Only one major capital city saw growth in the latest weekly property market data amid some minor fluctuations.
Combined, the daily home value index held steady and saw no movement once again in the week ending 30 June, CoreLogic’s Property Market Indicator data showed.
Melbourne was the only capital city to record any movement, rising by 0.2 of a percentage point again.
The monthly index also saw no movement and held steady. It fell by 8.3 per cent for the year. Sydney, Melbourne andrecorded the highest declines for the year once again at 9.9 per cent, 9.2 per cent and 9.1 per cent, respectively.

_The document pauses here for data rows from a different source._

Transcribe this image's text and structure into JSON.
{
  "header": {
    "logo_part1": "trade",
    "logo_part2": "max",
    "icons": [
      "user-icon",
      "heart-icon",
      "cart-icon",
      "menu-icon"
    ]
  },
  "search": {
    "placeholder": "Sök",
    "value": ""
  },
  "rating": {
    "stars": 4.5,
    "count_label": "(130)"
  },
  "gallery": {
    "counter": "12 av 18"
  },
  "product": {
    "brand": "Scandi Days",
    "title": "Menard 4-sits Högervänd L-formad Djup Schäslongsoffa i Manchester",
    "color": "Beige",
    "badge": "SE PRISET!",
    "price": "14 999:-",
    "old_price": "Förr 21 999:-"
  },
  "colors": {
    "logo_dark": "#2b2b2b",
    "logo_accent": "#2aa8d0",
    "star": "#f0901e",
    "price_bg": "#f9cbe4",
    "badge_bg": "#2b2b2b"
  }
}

New listing volumes were down, with declines in every state and territory.
The largest declines were seen in Melbourne at 31.9 per cent, Sydney at 29.5 per cent (making last week 19 weeks of new listing declines in a row), Perth at 19 per cent, Canberra at 13.5 per cent, Brisbane at 12.4 per cent, Adelaide at 6 per cent, Hobart at 4.1 per cent and then Darwin at 1.3 per cent.
Houses were again more popular than units, while the average time for houses on market increased slightly, with Sydney and Hobart reporting declines; Brisbane, Adelaide, Perth, Darwin and Canberra recording rises; and Melbourne holding steady.

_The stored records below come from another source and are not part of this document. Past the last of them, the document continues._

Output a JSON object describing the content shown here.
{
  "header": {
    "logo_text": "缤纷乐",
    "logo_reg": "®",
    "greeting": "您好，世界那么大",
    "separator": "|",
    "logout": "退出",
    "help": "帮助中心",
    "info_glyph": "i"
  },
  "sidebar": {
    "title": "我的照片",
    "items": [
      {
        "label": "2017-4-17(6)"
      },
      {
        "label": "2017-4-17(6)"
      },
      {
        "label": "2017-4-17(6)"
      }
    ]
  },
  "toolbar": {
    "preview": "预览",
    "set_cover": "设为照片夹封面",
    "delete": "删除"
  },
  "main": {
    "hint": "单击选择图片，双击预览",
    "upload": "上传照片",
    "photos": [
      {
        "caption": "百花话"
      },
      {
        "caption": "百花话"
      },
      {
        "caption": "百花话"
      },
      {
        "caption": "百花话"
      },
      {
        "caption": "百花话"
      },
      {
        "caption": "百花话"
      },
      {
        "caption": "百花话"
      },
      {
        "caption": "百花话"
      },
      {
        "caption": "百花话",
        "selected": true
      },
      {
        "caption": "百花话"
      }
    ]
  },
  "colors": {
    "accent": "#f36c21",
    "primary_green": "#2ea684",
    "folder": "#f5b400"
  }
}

Hobart was the capital city with the fastest time on market for houses at 35 days, followed by Melbourne at 43 days and Sydney at 45 days, while Darwin, Perth and Brisbane had the slowest time on market at 90 days, 86 days and 73 days, respectively.
For units, Hobart was the fastest at 41 days, while Perth, Darwin and Brisbane were the slowest at 87 days for both Perth and Darwin and 76 days for Brisbane.

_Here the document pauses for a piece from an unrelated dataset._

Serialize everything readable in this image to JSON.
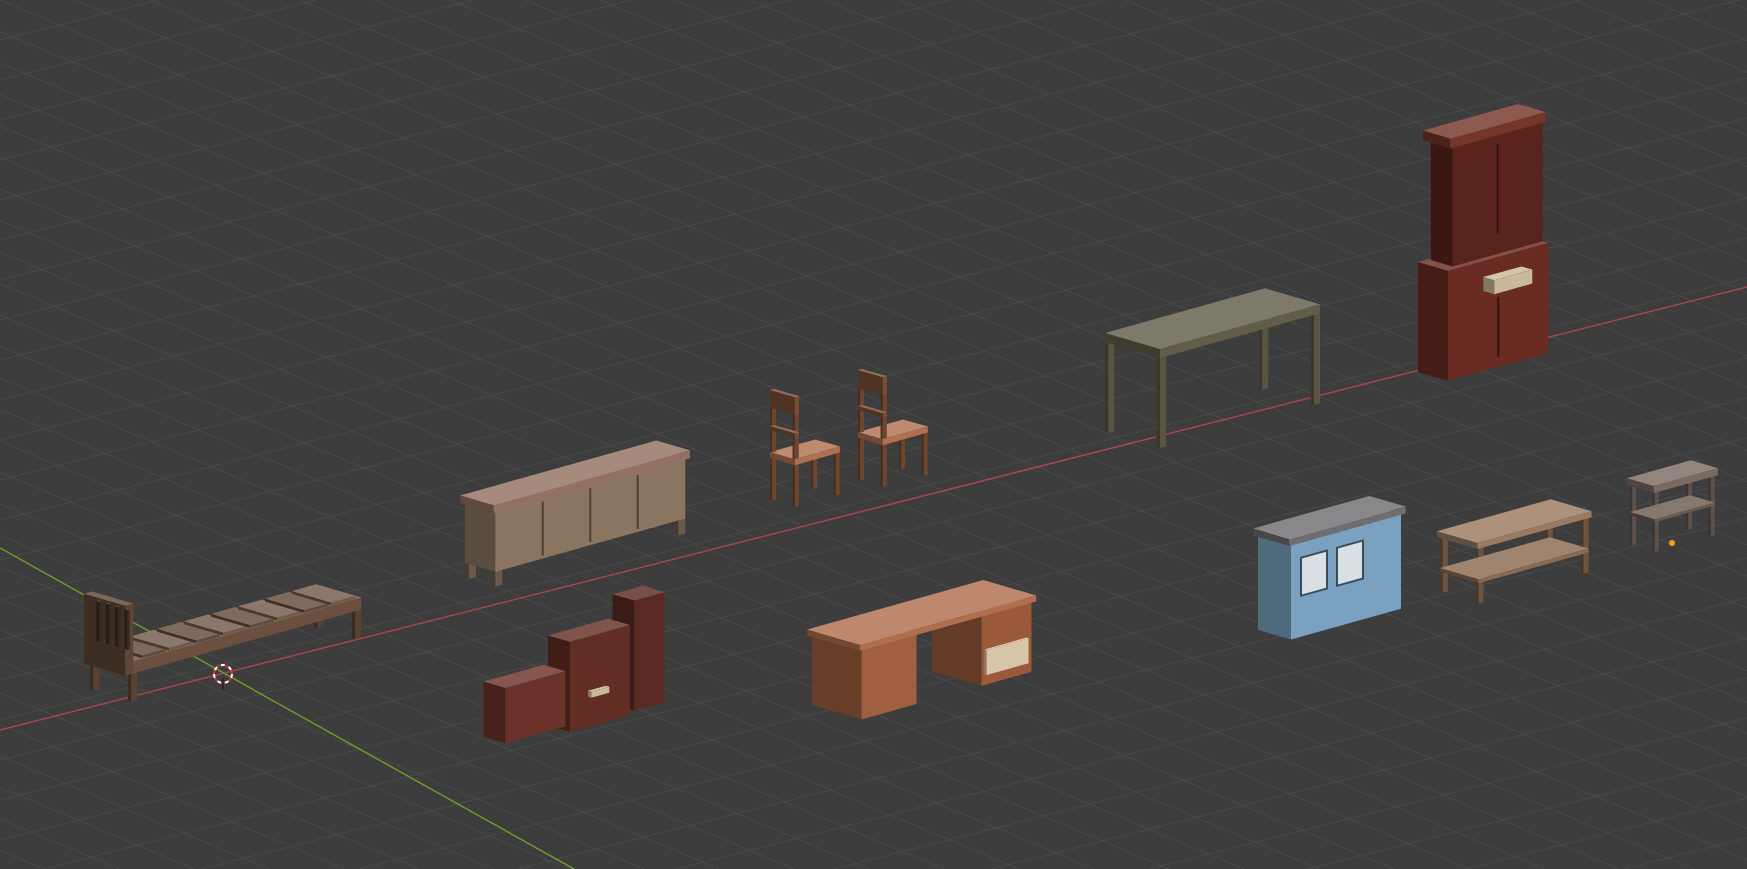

Vendor discounting was between 4 per cent and 8.8 per cent for houses across most capital cities and between 5.6 per cent and 7.5 per cent for units.
Canberra was once again the low-end exception for both houses and units, at 3.6 per cent and 4.9 per cent, respectively.
Meanwhile, Darwin was the high-end exception for houses again at 9.4 per cent, while Perth was the high-end exception for units again at 11.2 per cent.